Task directions: Among the lines of the material below, count those with the string "true". Give the number alone.

- - -

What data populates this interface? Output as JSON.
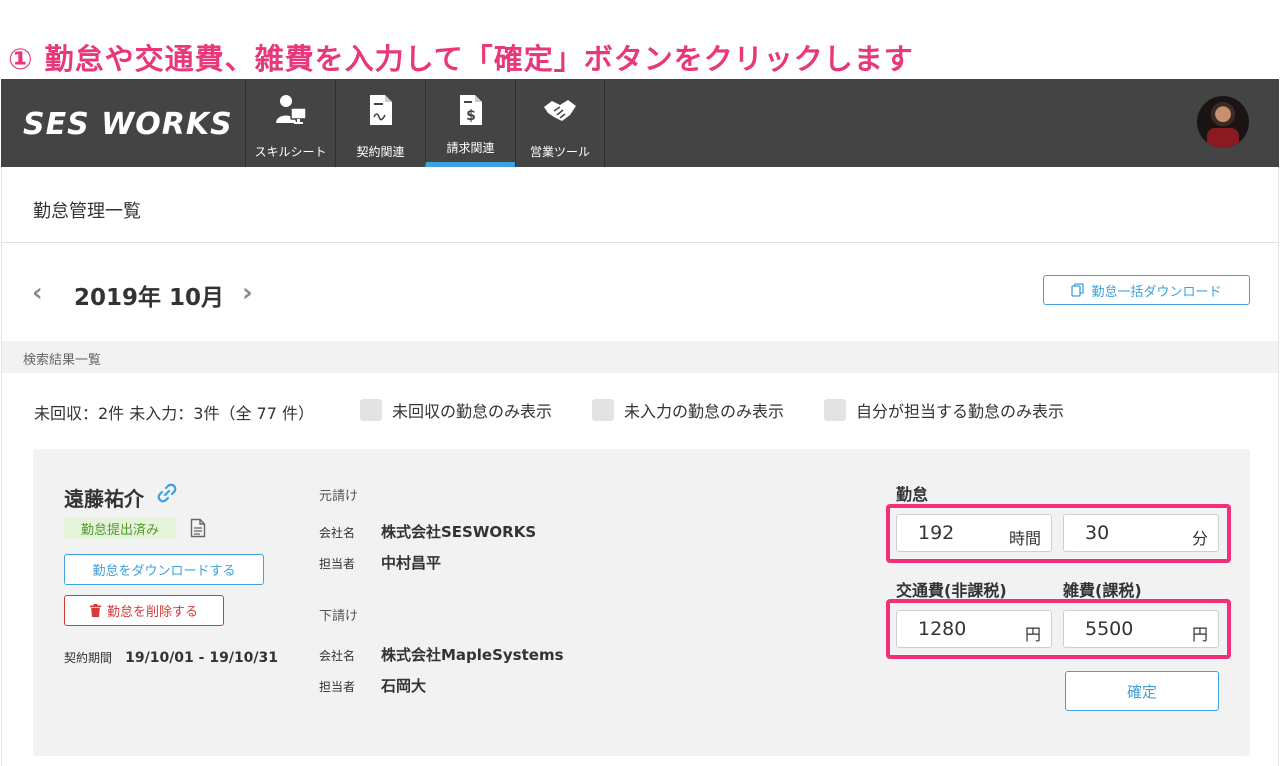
{
  "instruction": "① 勤怠や交通費、雑費を入力して「確定」ボタンをクリックします",
  "nav": {
    "logo": "SES WORKS",
    "items": [
      {
        "label": "スキルシート",
        "icon": "person-monitor-icon"
      },
      {
        "label": "契約関連",
        "icon": "contract-document-icon"
      },
      {
        "label": "請求関連",
        "icon": "invoice-dollar-icon"
      },
      {
        "label": "営業ツール",
        "icon": "handshake-icon"
      }
    ],
    "active_index": 2
  },
  "page": {
    "title": "勤怠管理一覧",
    "month": "2019年 10月",
    "bulk_download_label": "勤怠一括ダウンロード",
    "results_label": "検索結果一覧",
    "summary": "未回収：2件  未入力：3件（全 77 件）",
    "filters": [
      {
        "label": "未回収の勤怠のみ表示",
        "checked": false
      },
      {
        "label": "未入力の勤怠のみ表示",
        "checked": false
      },
      {
        "label": "自分が担当する勤怠のみ表示",
        "checked": false
      }
    ]
  },
  "card": {
    "name": "遠藤祐介",
    "status_badge": "勤怠提出済み",
    "download_label": "勤怠をダウンロードする",
    "delete_label": "勤怠を削除する",
    "period_label": "契約期間",
    "period_value": "19/10/01 - 19/10/31",
    "upstream": {
      "heading": "元請け",
      "company_label": "会社名",
      "company": "株式会社SESWORKS",
      "manager_label": "担当者",
      "manager": "中村昌平"
    },
    "downstream": {
      "heading": "下請け",
      "company_label": "会社名",
      "company": "株式会社MapleSystems",
      "manager_label": "担当者",
      "manager": "石岡大"
    },
    "attendance": {
      "label": "勤怠",
      "hours": "192",
      "hours_unit": "時間",
      "minutes": "30",
      "minutes_unit": "分"
    },
    "transport": {
      "label": "交通費(非課税)",
      "value": "1280",
      "unit": "円"
    },
    "misc": {
      "label": "雑費(課税)",
      "value": "5500",
      "unit": "円"
    },
    "confirm_label": "確定"
  },
  "colors": {
    "highlight": "#f2307a",
    "accent": "#3ea1db",
    "danger": "#d83a3a",
    "navbar": "#444444"
  }
}
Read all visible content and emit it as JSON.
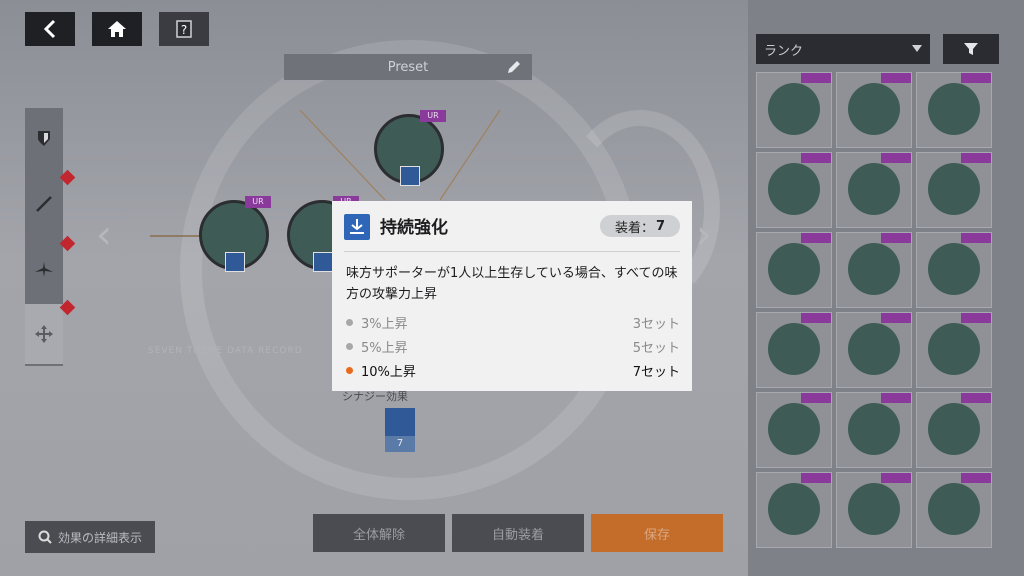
{
  "header": {
    "back_icon": "chevron-left-icon",
    "home_icon": "home-icon",
    "help_icon": "help-icon"
  },
  "preset": {
    "label": "Preset",
    "edit_icon": "pencil-icon"
  },
  "sidebar": {
    "items": [
      {
        "icon": "shield-icon",
        "alert": false
      },
      {
        "icon": "sword-icon",
        "alert": true
      },
      {
        "icon": "plane-icon",
        "alert": true
      },
      {
        "icon": "move-arrows-icon",
        "alert": true,
        "active": true
      }
    ]
  },
  "slots": [
    {
      "rank": "UR"
    },
    {
      "rank": "UR"
    },
    {
      "rank": "UR"
    }
  ],
  "caption_text": "SEVEN THEME DATA RECORD",
  "set_effect": {
    "label": "シナジー効果",
    "count": "7"
  },
  "footer": {
    "detail_label": "効果の詳細表示",
    "release_all": "全体解除",
    "auto_equip": "自動装着",
    "save": "保存"
  },
  "right_panel": {
    "rank_select": "ランク",
    "filter_icon": "filter-icon",
    "cards": [
      {
        "rank": "UR",
        "color": "purple"
      },
      {
        "rank": "SSR",
        "color": "purple"
      },
      {
        "rank": "SSR",
        "color": "purple"
      },
      {
        "rank": "SSR",
        "color": "purple"
      },
      {
        "rank": "SSR",
        "color": "purple"
      },
      {
        "rank": "SSR",
        "color": "purple"
      },
      {
        "rank": "SSR",
        "color": "purple"
      },
      {
        "rank": "SSR",
        "color": "purple"
      },
      {
        "rank": "SSR",
        "color": "purple"
      },
      {
        "rank": "SSR",
        "color": "purple"
      },
      {
        "rank": "SSR",
        "color": "purple"
      },
      {
        "rank": "SSR",
        "color": "purple"
      },
      {
        "rank": "SSR",
        "color": "purple"
      },
      {
        "rank": "SSR",
        "color": "purple"
      },
      {
        "rank": "SSR",
        "color": "purple"
      },
      {
        "rank": "SSR",
        "color": "purple"
      },
      {
        "rank": "SSR",
        "color": "purple"
      },
      {
        "rank": "SSR",
        "color": "purple"
      }
    ]
  },
  "modal": {
    "title": "持続強化",
    "equip_label": "装着：",
    "equip_count": "7",
    "description": "味方サポーターが1人以上生存している場合、すべての味方の攻撃力上昇",
    "tiers": [
      {
        "effect": "3%上昇",
        "req": "3セット",
        "active": false
      },
      {
        "effect": "5%上昇",
        "req": "5セット",
        "active": false
      },
      {
        "effect": "10%上昇",
        "req": "7セット",
        "active": true
      }
    ],
    "colors": {
      "active_dot": "#e86a1d",
      "inactive_dot": "#a8a8a8",
      "icon_bg": "#2f66b8"
    }
  }
}
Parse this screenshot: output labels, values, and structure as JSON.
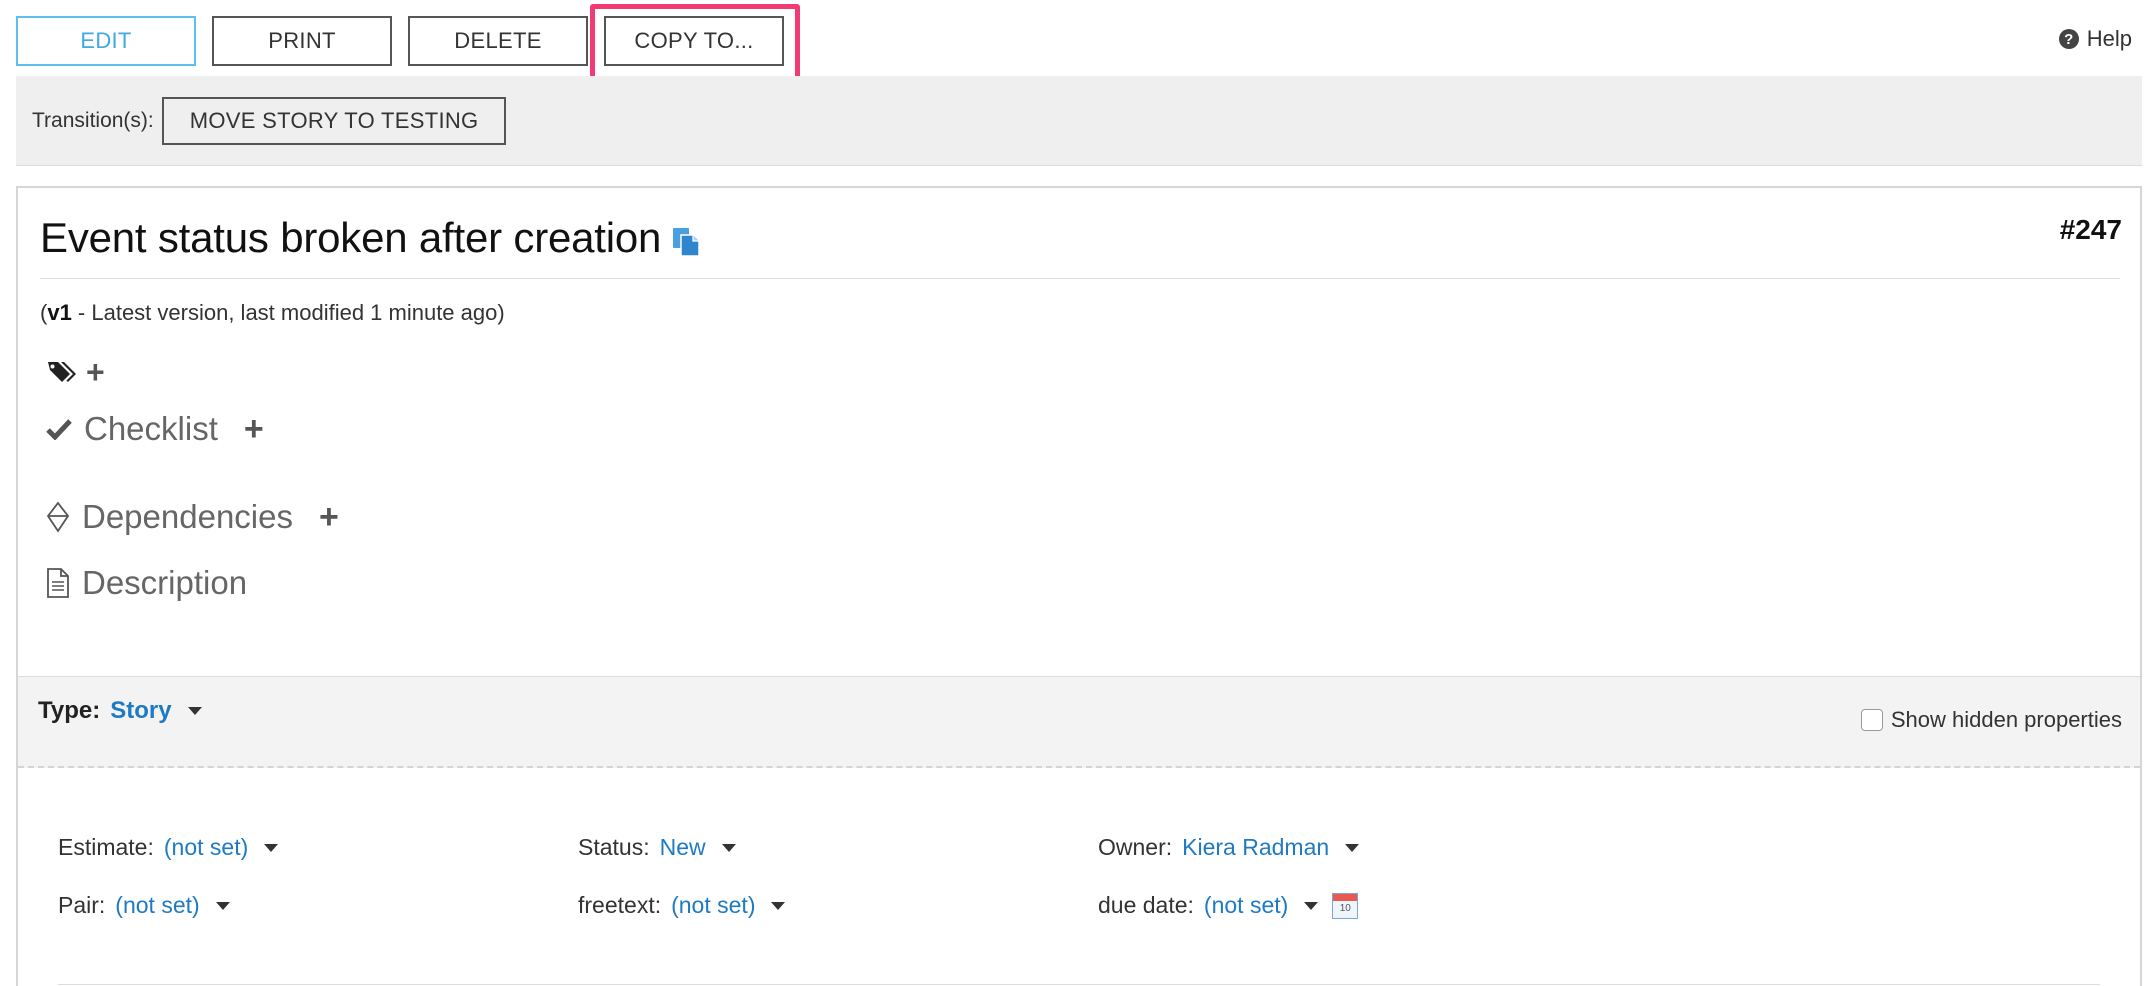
{
  "toolbar": {
    "edit_label": "EDIT",
    "print_label": "PRINT",
    "delete_label": "DELETE",
    "copy_label": "COPY TO...",
    "help_label": "Help",
    "highlight_color": "#f23b73"
  },
  "transitions": {
    "label": "Transition(s):",
    "move_button": "MOVE STORY TO TESTING"
  },
  "story": {
    "title": "Event status broken after creation",
    "number": "#247",
    "version_prefix": "(",
    "version_bold": "v1",
    "version_rest": " - Latest version, last modified 1 minute ago)"
  },
  "sections": {
    "checklist": "Checklist",
    "dependencies": "Dependencies",
    "description": "Description"
  },
  "type_bar": {
    "type_label": "Type:",
    "type_value": "Story",
    "show_hidden_label": "Show hidden properties"
  },
  "properties": {
    "estimate_label": "Estimate:",
    "estimate_value": "(not set)",
    "status_label": "Status:",
    "status_value": "New",
    "owner_label": "Owner:",
    "owner_value": "Kiera Radman",
    "pair_label": "Pair:",
    "pair_value": "(not set)",
    "freetext_label": "freetext:",
    "freetext_value": "(not set)",
    "duedate_label": "due date:",
    "duedate_value": "(not set)"
  },
  "colors": {
    "accent_blue": "#1f7ac4",
    "edit_blue": "#3fa9e0"
  }
}
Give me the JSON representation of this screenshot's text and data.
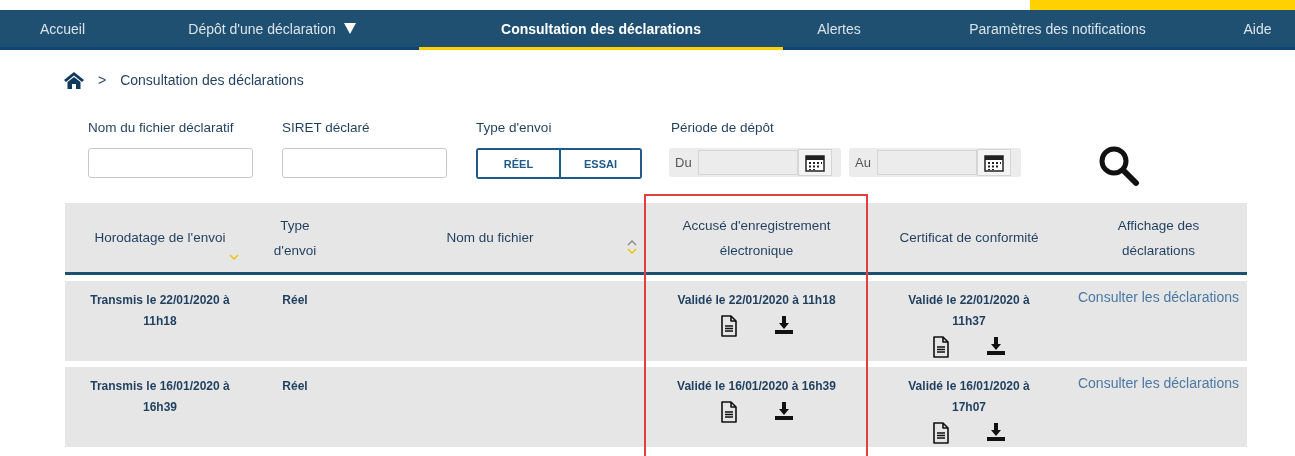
{
  "nav": [
    {
      "label": "Accueil",
      "selected": false,
      "has_menu": false
    },
    {
      "label": "Dépôt d'une déclaration",
      "selected": false,
      "has_menu": true
    },
    {
      "label": "Consultation des déclarations",
      "selected": true,
      "has_menu": false
    },
    {
      "label": "Alertes",
      "selected": false,
      "has_menu": false
    },
    {
      "label": "Paramètres des notifications",
      "selected": false,
      "has_menu": false
    },
    {
      "label": "Aide",
      "selected": false,
      "has_menu": false
    }
  ],
  "breadcrumb": {
    "separator": ">",
    "current": "Consultation des déclarations"
  },
  "filters": {
    "fields": [
      {
        "label": "Nom du fichier déclaratif"
      },
      {
        "label": "SIRET déclaré"
      }
    ],
    "send_type": {
      "label": "Type d'envoi",
      "options": [
        {
          "label": "RÉEL",
          "selected": false
        },
        {
          "label": "ESSAI",
          "selected": false
        }
      ]
    },
    "period": {
      "label": "Période de dépôt",
      "from": "Du",
      "to": "Au"
    }
  },
  "table": {
    "columns": [
      {
        "label": "Horodatage de l'envoi",
        "sort_up": false,
        "sort_down": true,
        "highlighted": false
      },
      {
        "label": "Type d'envoi",
        "sort_up": false,
        "sort_down": false,
        "highlighted": false
      },
      {
        "label": "Nom du fichier",
        "sort_up": true,
        "sort_down": true,
        "highlighted": false
      },
      {
        "label": "Accusé d'enregistrement électronique",
        "sort_up": false,
        "sort_down": false,
        "highlighted": true
      },
      {
        "label": "Certificat de conformité",
        "sort_up": false,
        "sort_down": false,
        "highlighted": false
      },
      {
        "label": "Affichage des déclarations",
        "sort_up": false,
        "sort_down": false,
        "highlighted": false
      }
    ],
    "rows": [
      {
        "sent": "Transmis le 22/01/2020 à 11h18",
        "type": "Réel",
        "receipt": "Validé le 22/01/2020 à 11h18",
        "certificate": "Validé le 22/01/2020 à 11h37",
        "link": "Consulter les déclarations"
      },
      {
        "sent": "Transmis le 16/01/2020 à 16h39",
        "type": "Réel",
        "receipt": "Validé le 16/01/2020 à 16h39",
        "certificate": "Validé le 16/01/2020 à 17h07",
        "link": "Consulter les déclarations"
      }
    ]
  }
}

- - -

Solution to the exercise: 11